Where is this peace to be found? The answer is clear. In weakness. First of all, in our own weakness, in those places of our hearts where we feel most broken, most insecure, most in agony, most afraid. Why there? Because there our familiar ways of controlling our world are being stripped away; there we are called to let go from doing much, thinking much, and relying on our self-sufficiency. Right there where we are weakest the peace which is not of this world is hidden.
In Adam’s name I say to you, “Claim that peace that remains unknown to so many and make it your own. Because with that peace in your heart you will have new eyes to see and new ears to hear and gradually recognize that same peace in places you would have least expected.”
– An excerpt from “Adam’s Story” by Henri Nouwen
Prayers by Anne Osdieck
Father in heaven,
I ran into you early this morning when I caught a glimpse
of the crescent moon through the kitchen window.
And in the news: everyone was donating food
to feed the hungry
Later I saw you when Al, a homeless man,
taught me once more about gratitude.
––when laughter diffused tension,
doctors and nurses went
without sleep caring
for covid patients.
God, thank you.
Keep me open to them. Amen.
By grace you have been saved.…
No place exists
where there is no grace.
Whether we are alone or with others,
in storms, churches, or beaches,
you are there, O pure love.

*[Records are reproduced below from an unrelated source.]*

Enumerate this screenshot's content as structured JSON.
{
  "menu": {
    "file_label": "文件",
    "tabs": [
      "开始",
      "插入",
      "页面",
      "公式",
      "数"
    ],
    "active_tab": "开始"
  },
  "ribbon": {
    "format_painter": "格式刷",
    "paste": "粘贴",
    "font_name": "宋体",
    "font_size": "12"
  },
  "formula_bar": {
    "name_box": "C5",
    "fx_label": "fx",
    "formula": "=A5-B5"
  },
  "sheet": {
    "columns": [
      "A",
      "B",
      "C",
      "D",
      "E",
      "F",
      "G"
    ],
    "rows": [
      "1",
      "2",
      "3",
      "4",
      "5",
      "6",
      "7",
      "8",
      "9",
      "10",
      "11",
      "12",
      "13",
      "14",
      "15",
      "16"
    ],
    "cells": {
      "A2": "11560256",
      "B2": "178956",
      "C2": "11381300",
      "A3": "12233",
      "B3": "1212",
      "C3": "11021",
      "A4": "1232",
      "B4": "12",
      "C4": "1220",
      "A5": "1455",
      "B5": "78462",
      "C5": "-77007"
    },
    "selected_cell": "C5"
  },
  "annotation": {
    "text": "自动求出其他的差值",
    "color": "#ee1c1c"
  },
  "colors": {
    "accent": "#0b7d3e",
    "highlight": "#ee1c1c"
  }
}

Pour that grace
Use us to spread your grace and love
or on deathbeds, or
at all the places in between. Amen.